• _ASSIGNED TASK_:
Search the records for "JSON". Copy every line where it appears.

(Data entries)
■ ■ ■ ■

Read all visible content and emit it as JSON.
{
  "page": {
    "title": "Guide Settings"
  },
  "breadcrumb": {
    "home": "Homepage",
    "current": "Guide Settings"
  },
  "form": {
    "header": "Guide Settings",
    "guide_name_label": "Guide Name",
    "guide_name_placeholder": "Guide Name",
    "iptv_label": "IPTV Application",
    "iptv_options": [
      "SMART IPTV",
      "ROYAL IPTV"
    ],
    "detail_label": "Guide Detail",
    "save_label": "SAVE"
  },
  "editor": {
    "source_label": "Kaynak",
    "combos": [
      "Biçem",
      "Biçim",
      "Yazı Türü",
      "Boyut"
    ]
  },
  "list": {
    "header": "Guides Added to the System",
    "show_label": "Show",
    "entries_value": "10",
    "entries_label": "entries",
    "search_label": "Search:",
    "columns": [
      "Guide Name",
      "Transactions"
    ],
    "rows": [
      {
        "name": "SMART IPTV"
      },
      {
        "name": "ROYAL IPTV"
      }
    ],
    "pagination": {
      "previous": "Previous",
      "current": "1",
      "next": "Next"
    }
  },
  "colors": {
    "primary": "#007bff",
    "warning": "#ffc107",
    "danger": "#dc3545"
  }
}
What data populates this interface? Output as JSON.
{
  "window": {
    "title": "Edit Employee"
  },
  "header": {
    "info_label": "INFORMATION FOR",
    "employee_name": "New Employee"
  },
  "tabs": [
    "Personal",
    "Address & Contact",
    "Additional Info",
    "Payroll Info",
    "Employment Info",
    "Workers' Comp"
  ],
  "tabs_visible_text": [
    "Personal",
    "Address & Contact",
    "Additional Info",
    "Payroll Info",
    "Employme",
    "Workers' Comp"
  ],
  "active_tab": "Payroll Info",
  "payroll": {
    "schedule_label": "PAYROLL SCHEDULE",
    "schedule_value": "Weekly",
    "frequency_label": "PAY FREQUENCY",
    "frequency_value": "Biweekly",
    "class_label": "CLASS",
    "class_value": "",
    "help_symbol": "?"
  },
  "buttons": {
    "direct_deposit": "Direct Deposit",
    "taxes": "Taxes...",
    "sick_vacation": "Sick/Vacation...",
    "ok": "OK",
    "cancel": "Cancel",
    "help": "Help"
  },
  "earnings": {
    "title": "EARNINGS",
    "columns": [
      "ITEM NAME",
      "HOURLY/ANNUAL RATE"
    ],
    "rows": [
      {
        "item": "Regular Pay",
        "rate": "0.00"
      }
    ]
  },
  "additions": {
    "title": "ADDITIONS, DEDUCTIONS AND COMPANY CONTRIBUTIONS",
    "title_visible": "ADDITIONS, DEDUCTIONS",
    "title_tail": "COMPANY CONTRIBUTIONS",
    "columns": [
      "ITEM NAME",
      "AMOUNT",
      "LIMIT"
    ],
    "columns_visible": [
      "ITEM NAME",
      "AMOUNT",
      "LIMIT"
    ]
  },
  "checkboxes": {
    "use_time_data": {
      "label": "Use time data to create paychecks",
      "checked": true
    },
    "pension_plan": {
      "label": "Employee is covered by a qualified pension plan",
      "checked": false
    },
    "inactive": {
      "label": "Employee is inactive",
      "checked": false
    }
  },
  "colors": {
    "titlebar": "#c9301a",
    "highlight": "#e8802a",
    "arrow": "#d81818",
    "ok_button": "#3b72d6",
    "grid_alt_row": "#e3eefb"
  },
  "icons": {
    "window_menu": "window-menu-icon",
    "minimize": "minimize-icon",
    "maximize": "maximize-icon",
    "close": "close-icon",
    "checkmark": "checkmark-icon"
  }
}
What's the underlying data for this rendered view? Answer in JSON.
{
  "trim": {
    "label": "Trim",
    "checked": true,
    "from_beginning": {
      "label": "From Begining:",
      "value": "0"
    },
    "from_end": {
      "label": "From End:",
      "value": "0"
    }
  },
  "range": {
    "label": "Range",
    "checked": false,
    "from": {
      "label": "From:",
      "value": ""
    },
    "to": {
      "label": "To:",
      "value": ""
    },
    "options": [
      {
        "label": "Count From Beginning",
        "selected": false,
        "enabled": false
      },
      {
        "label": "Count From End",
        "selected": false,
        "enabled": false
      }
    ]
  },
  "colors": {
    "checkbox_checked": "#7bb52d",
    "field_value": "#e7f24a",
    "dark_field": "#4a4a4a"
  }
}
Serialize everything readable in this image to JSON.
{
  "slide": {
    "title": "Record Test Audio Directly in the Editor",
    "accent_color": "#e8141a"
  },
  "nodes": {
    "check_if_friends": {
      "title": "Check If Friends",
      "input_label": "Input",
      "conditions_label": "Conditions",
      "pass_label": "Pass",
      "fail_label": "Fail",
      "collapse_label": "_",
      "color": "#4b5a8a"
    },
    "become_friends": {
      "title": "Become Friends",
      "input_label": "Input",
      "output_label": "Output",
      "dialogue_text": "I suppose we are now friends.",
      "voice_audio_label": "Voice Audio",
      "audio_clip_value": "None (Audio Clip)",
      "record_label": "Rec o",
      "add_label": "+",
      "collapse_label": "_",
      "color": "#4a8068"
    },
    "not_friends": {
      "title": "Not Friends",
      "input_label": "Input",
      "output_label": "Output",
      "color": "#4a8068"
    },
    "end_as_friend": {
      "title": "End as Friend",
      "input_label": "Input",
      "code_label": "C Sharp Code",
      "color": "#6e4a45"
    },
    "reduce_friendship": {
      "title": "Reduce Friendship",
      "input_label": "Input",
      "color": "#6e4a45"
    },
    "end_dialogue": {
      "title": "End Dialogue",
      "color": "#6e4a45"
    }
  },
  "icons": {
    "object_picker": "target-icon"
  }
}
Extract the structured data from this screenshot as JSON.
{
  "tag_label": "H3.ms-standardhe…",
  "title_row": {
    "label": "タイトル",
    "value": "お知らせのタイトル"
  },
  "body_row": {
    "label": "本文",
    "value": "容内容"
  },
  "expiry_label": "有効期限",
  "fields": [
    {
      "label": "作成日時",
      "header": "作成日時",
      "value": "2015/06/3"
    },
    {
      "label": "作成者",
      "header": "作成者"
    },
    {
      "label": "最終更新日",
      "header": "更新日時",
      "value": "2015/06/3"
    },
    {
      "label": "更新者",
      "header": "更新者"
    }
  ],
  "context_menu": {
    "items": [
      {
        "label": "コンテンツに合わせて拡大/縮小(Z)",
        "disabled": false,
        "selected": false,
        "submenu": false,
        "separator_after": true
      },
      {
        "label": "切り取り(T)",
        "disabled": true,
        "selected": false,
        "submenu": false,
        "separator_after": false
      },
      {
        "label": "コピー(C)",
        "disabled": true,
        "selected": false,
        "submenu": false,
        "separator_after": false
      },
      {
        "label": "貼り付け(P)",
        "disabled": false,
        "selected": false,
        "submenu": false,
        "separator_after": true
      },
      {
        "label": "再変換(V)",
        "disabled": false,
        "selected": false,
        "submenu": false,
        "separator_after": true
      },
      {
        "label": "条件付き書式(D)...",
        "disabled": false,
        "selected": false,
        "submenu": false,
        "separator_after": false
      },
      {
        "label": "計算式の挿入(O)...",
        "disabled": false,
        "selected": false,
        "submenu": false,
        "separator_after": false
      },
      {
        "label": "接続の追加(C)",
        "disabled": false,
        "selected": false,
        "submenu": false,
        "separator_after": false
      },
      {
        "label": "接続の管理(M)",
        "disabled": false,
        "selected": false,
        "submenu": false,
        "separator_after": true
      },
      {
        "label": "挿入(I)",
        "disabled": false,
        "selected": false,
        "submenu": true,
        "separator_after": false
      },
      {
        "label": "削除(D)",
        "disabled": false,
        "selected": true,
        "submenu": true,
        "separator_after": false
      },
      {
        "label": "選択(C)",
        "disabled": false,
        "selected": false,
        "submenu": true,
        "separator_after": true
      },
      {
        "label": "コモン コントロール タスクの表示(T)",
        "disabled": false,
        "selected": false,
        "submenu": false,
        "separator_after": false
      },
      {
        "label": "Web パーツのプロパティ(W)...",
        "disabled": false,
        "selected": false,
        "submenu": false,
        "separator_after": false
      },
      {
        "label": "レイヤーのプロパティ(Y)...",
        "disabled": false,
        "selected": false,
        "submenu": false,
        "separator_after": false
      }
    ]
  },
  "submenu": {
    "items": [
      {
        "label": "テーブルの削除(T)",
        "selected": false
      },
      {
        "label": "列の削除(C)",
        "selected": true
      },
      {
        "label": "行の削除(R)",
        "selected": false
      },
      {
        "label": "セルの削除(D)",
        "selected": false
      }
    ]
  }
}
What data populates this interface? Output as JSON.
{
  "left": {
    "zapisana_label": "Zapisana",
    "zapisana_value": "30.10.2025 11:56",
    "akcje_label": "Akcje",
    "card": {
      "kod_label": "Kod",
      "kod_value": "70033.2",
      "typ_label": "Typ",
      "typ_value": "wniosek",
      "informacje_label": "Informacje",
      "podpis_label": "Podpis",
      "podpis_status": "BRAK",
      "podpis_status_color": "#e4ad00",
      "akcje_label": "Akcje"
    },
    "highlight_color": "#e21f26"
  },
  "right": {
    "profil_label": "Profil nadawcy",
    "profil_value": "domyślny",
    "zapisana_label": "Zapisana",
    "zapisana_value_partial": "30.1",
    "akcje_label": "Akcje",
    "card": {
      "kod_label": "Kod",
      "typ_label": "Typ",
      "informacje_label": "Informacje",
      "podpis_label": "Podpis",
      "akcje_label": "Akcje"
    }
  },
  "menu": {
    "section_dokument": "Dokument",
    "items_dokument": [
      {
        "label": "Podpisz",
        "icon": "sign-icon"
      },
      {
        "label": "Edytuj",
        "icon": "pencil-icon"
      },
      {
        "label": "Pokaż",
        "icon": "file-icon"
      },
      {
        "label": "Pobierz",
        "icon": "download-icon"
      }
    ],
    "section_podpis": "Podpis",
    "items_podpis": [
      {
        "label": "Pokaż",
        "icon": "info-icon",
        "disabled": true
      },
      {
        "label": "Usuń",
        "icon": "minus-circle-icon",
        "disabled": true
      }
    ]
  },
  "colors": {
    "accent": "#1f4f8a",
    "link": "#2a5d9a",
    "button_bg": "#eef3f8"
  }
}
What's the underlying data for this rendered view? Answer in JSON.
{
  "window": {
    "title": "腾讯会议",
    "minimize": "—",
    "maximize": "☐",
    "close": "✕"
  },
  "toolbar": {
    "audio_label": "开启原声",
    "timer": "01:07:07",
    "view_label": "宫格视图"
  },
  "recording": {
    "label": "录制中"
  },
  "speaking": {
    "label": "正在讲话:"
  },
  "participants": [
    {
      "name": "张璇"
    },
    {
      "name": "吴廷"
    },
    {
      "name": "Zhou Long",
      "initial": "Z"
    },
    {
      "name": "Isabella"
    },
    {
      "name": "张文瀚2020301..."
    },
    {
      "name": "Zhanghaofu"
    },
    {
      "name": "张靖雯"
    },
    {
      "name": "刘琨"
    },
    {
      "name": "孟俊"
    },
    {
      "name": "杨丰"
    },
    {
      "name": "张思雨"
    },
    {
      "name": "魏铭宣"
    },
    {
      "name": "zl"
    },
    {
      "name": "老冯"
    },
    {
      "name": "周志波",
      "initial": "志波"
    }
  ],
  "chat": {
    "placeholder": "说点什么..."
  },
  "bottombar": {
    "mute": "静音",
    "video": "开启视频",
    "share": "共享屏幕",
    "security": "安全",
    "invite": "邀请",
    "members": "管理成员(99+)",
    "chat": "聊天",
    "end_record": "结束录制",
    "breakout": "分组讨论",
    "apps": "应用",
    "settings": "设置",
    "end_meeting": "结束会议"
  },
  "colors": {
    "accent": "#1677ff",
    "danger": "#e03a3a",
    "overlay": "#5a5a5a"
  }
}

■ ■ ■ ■

• _YOUR RESPONSE_:
Read all visible content and emit it as JSON.
What data populates this interface? Output as JSON.
What's the underlying data for this rendered view? Answer in JSON.
Serialize everything readable in this image to JSON.
Extract the structured data from this screenshot as JSON.
What data populates this interface? Output as JSON.
What's the underlying data for this rendered view? Answer in JSON.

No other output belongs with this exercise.